GOAL OF THE EXERCISE
Tally the lines below that contain the word "link". Only the total should be given.

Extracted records
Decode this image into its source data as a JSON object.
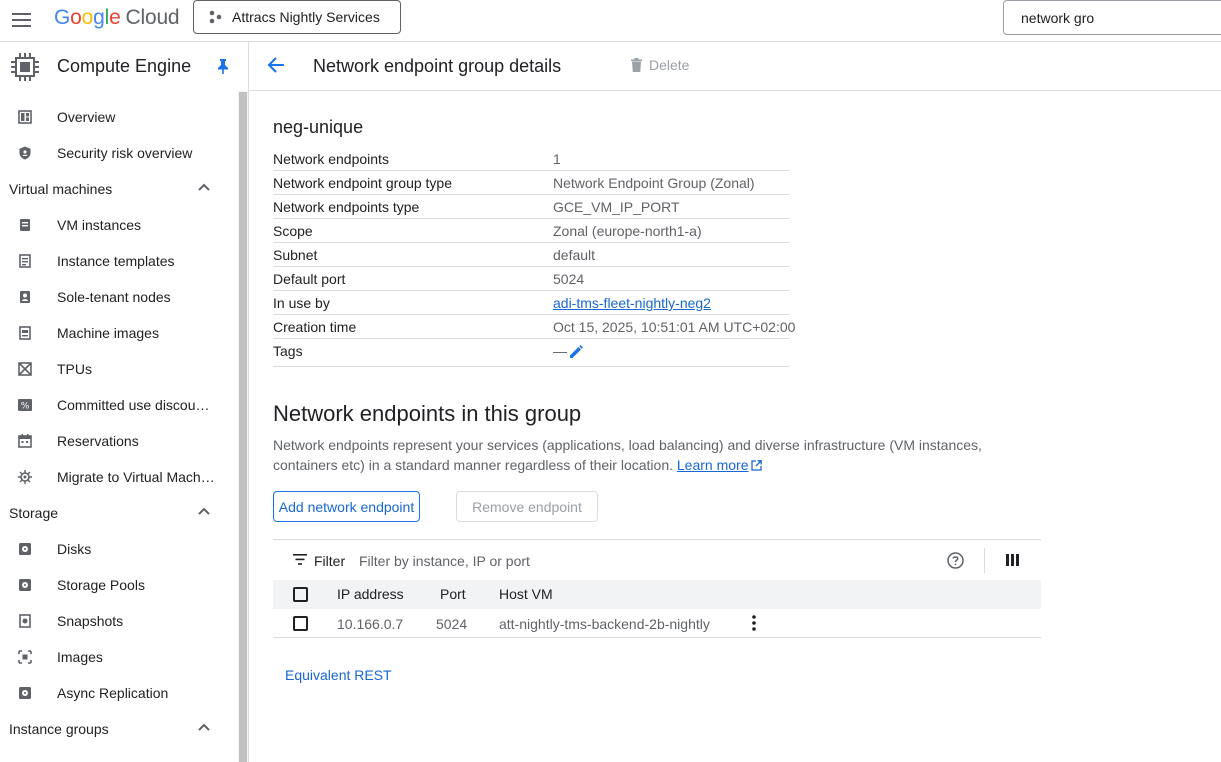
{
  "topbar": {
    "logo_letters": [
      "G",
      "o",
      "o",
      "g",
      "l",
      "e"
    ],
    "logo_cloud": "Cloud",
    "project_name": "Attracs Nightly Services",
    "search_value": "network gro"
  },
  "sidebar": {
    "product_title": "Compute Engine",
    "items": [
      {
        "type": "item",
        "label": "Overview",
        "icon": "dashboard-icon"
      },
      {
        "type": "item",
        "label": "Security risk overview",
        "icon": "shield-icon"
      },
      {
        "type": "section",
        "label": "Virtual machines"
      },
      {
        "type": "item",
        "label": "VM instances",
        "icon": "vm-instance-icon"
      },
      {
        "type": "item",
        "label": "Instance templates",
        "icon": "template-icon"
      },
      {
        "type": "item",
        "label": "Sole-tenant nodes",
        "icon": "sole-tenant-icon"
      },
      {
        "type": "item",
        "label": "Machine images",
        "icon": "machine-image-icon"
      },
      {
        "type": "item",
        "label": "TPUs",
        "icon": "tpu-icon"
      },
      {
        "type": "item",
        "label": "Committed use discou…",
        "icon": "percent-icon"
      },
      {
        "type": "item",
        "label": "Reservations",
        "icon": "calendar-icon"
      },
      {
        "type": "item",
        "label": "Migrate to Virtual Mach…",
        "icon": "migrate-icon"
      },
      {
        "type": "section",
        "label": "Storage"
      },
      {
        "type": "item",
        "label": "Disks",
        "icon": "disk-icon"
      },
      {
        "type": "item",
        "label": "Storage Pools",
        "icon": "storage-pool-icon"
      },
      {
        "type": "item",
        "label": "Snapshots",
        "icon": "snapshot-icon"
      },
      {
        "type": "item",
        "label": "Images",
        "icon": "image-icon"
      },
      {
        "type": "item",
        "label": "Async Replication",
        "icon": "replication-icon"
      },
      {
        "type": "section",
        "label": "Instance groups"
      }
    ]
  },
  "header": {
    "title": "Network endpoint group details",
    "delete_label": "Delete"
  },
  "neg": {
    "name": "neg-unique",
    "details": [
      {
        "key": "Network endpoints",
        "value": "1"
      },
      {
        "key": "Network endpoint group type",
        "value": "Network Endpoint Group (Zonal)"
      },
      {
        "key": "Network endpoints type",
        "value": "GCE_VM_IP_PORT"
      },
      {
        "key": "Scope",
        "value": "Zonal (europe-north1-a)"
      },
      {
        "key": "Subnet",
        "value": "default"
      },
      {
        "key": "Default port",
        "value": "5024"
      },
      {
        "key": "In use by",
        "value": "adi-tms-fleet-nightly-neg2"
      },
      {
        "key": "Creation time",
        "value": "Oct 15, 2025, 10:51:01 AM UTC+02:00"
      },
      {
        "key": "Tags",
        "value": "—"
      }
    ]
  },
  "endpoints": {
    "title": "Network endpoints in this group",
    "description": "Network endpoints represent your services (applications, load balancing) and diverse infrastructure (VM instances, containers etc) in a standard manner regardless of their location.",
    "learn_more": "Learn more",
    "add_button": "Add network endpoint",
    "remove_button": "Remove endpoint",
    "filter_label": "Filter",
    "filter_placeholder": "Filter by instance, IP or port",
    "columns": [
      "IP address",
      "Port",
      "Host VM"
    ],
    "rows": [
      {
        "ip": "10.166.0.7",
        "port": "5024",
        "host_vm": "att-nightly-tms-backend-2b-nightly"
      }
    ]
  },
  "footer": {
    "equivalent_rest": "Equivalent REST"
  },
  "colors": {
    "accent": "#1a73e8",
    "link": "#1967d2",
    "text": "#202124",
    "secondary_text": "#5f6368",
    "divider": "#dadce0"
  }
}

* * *

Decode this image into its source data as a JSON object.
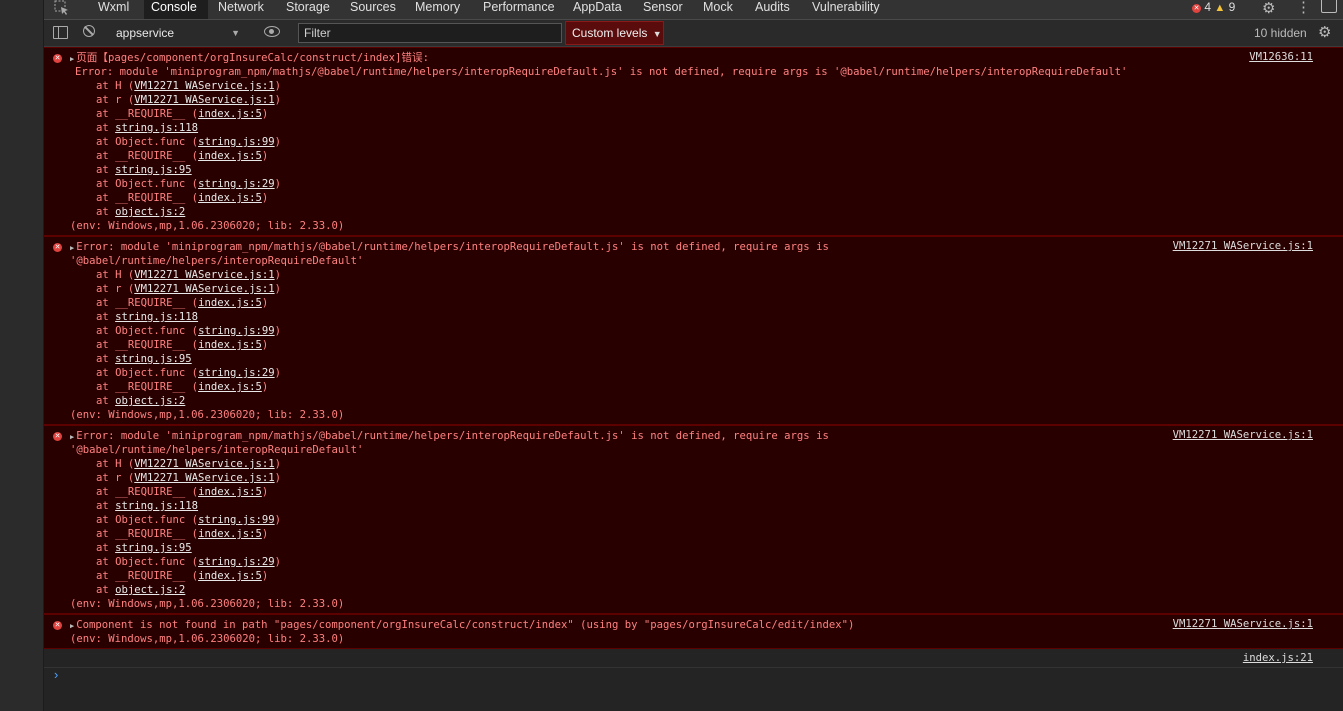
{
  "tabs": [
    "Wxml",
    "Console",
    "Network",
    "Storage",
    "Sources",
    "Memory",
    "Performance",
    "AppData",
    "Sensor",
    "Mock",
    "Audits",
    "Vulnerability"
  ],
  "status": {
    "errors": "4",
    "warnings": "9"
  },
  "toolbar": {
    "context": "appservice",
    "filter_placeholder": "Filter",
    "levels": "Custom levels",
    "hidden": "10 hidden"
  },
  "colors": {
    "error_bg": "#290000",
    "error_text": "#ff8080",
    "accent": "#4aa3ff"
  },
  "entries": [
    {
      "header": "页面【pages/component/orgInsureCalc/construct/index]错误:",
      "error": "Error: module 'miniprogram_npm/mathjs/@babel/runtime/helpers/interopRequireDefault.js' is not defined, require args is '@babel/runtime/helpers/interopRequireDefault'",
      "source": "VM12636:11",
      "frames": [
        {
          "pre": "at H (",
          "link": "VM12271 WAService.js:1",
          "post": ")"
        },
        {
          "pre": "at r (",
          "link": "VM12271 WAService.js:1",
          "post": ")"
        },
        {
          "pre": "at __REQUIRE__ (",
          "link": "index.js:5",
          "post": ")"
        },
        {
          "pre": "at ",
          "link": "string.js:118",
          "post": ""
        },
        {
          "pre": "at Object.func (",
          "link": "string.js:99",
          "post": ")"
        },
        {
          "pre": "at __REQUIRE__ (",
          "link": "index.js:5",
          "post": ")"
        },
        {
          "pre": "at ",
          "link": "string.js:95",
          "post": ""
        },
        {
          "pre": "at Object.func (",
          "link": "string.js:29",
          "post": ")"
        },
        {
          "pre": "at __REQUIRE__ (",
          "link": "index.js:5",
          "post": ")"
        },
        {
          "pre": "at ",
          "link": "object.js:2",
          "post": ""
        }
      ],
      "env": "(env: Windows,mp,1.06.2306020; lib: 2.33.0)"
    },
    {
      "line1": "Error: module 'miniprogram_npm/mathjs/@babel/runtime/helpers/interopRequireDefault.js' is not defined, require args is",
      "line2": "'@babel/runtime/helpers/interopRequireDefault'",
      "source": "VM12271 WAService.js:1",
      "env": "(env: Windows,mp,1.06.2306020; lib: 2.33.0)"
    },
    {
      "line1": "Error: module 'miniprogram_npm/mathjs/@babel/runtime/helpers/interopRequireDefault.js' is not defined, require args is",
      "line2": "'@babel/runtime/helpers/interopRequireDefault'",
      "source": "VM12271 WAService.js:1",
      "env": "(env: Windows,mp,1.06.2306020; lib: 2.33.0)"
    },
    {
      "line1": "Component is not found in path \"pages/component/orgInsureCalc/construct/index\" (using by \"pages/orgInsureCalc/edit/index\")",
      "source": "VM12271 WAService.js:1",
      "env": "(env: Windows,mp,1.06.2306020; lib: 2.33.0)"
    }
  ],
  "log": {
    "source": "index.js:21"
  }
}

TASK RESPONSE
11